To do:
Once you know how many lines below hold "JSON", reply with that number and add nothing.

Task data:
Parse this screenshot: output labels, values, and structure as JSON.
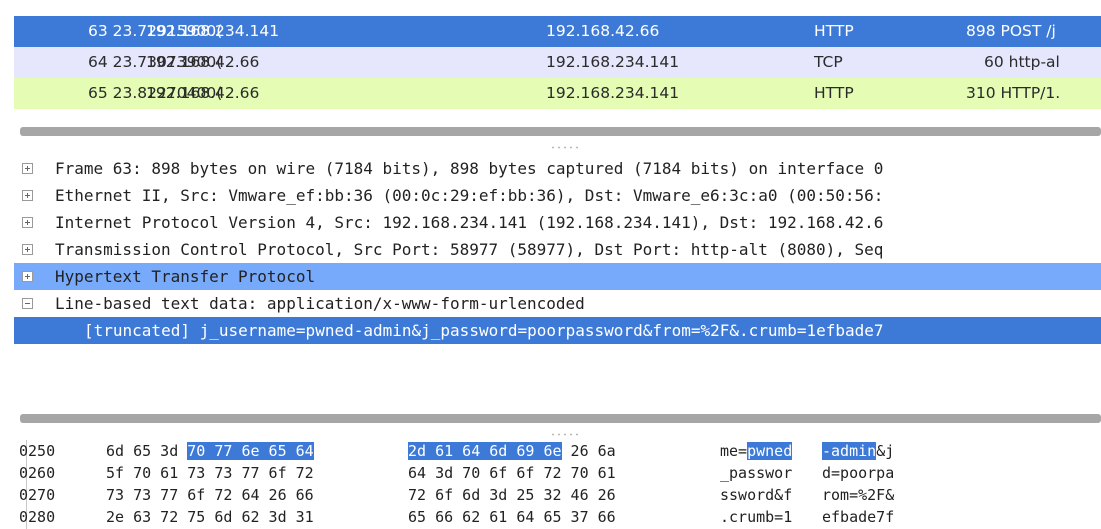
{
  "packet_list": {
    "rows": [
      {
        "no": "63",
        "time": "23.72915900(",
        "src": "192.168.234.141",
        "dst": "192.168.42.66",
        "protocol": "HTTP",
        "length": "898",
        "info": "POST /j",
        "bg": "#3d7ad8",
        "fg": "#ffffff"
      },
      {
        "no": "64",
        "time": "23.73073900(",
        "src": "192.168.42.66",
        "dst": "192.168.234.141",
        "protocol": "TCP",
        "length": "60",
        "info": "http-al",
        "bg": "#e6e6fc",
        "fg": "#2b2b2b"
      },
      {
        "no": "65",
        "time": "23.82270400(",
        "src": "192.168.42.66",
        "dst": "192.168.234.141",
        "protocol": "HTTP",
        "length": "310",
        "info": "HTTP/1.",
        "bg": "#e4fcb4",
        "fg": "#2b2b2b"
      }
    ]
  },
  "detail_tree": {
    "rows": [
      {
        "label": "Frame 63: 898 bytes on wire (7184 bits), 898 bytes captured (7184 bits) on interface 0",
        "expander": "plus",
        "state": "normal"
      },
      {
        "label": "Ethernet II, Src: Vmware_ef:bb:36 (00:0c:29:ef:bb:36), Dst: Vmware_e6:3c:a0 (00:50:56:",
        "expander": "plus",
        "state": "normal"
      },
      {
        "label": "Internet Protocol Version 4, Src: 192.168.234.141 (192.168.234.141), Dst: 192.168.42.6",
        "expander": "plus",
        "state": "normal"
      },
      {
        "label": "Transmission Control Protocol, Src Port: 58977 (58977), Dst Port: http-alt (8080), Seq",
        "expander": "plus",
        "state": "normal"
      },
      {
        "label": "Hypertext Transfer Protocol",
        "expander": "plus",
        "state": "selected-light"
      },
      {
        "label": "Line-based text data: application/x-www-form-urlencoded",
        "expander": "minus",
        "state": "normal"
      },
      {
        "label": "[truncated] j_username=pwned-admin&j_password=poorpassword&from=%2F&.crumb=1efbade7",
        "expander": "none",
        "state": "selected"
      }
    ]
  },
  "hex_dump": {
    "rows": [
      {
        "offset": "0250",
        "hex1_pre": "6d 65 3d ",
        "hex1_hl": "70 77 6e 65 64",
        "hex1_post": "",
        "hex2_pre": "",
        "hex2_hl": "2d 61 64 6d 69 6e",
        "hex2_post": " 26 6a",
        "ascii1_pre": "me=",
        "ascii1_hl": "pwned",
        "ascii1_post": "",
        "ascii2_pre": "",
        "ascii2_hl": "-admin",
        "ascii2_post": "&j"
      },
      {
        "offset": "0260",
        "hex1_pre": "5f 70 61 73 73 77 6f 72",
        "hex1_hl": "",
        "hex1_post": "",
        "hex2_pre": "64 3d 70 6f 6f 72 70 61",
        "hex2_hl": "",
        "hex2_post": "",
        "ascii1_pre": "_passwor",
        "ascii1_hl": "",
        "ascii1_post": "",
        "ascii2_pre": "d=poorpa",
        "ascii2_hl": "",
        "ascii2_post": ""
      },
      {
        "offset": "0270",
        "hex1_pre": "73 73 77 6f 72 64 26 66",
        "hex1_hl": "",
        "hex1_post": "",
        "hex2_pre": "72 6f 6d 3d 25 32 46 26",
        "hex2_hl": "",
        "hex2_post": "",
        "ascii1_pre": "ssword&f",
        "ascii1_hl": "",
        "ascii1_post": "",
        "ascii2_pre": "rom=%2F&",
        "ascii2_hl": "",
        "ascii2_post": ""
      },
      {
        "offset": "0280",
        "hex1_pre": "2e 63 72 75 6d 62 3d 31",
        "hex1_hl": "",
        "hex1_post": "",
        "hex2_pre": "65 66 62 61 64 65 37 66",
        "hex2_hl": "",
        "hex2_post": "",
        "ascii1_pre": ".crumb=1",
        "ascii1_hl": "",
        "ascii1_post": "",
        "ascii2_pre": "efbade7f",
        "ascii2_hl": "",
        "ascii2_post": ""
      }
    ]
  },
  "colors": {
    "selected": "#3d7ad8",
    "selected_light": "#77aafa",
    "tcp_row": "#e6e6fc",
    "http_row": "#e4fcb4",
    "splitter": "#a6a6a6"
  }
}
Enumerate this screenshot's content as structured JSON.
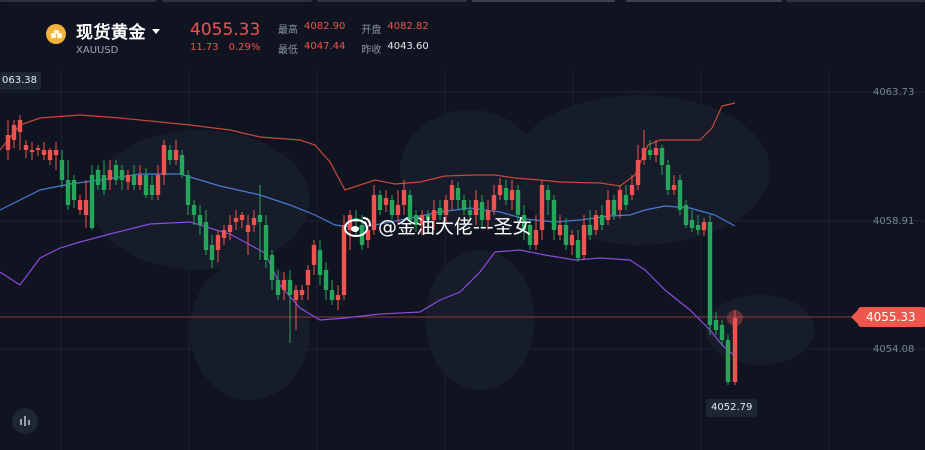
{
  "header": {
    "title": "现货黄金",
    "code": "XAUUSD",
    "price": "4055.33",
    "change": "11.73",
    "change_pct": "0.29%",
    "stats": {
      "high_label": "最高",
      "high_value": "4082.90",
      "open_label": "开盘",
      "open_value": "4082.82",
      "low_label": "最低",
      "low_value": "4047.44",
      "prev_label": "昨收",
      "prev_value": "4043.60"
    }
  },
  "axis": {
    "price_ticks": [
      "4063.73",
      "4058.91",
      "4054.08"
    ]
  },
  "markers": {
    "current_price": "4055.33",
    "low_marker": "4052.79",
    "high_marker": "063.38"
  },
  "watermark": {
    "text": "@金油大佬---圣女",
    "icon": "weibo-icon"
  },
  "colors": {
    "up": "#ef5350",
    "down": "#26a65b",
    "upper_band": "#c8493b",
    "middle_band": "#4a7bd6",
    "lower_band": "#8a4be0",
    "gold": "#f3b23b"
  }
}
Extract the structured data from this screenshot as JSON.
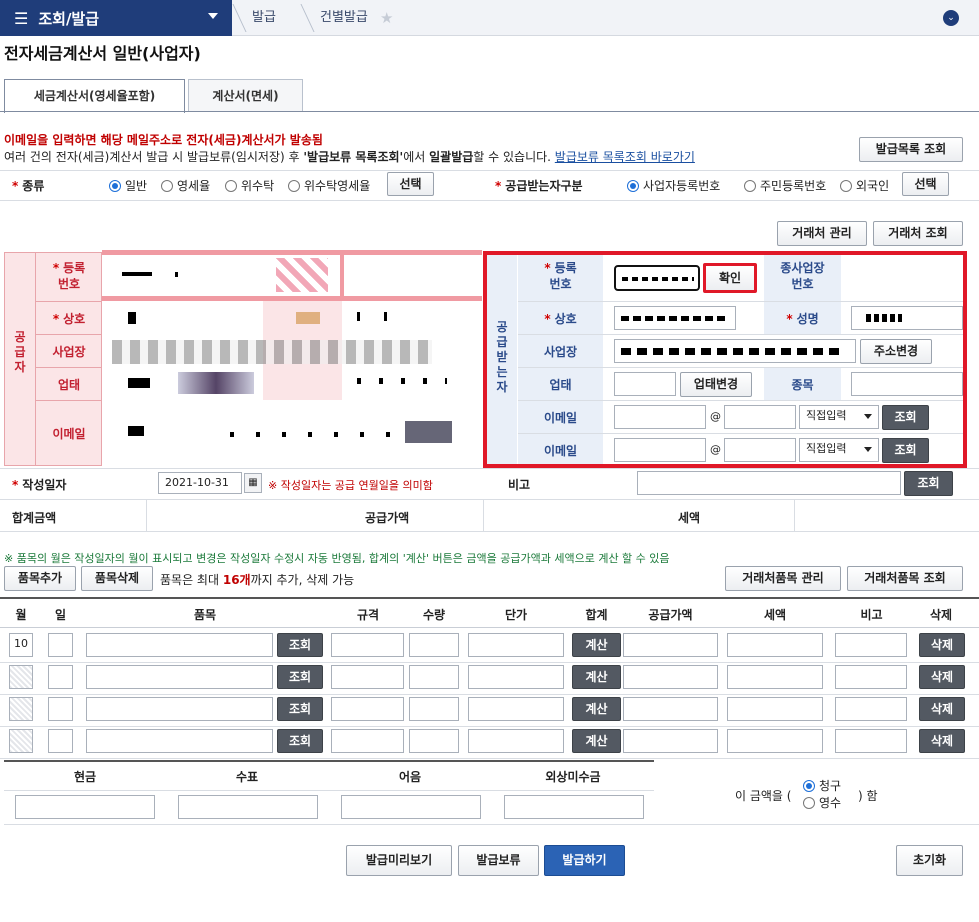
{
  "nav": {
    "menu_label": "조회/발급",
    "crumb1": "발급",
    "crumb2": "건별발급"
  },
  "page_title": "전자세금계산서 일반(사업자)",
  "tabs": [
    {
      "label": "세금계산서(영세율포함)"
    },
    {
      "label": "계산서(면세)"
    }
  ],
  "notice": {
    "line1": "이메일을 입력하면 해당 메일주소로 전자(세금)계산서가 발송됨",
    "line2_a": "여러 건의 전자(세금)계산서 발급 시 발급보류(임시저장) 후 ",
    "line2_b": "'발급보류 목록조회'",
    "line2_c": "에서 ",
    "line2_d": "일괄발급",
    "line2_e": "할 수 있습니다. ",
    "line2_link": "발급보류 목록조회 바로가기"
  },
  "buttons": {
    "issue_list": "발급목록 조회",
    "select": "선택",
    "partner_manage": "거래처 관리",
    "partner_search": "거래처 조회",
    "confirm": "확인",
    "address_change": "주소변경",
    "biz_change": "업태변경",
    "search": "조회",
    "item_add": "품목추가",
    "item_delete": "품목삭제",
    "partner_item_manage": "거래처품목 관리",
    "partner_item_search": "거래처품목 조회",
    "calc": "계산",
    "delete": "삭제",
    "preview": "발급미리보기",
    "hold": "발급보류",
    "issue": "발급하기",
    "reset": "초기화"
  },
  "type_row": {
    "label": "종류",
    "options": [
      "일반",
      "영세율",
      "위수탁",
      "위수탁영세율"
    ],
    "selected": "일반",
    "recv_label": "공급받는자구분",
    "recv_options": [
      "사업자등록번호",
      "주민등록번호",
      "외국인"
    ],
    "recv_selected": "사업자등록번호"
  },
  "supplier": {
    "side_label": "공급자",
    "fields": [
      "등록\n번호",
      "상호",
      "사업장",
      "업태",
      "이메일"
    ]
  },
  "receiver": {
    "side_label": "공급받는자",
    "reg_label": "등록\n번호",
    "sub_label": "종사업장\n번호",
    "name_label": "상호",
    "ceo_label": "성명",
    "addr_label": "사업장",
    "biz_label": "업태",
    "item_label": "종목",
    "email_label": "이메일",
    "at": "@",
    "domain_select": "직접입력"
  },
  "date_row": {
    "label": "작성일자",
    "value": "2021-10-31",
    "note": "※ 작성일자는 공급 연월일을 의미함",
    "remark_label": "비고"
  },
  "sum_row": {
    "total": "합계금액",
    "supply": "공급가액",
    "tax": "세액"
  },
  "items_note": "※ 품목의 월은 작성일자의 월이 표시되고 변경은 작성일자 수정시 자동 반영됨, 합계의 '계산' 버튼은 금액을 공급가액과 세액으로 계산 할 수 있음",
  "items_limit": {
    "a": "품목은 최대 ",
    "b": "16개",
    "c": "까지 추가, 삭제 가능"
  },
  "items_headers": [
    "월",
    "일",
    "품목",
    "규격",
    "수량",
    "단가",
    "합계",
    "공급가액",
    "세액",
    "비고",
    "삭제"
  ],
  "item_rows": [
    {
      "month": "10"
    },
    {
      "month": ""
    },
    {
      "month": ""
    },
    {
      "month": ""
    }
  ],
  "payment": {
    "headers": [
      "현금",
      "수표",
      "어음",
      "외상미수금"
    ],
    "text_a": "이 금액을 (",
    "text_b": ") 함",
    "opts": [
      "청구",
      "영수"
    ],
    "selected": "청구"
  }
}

Result for this exercise:
3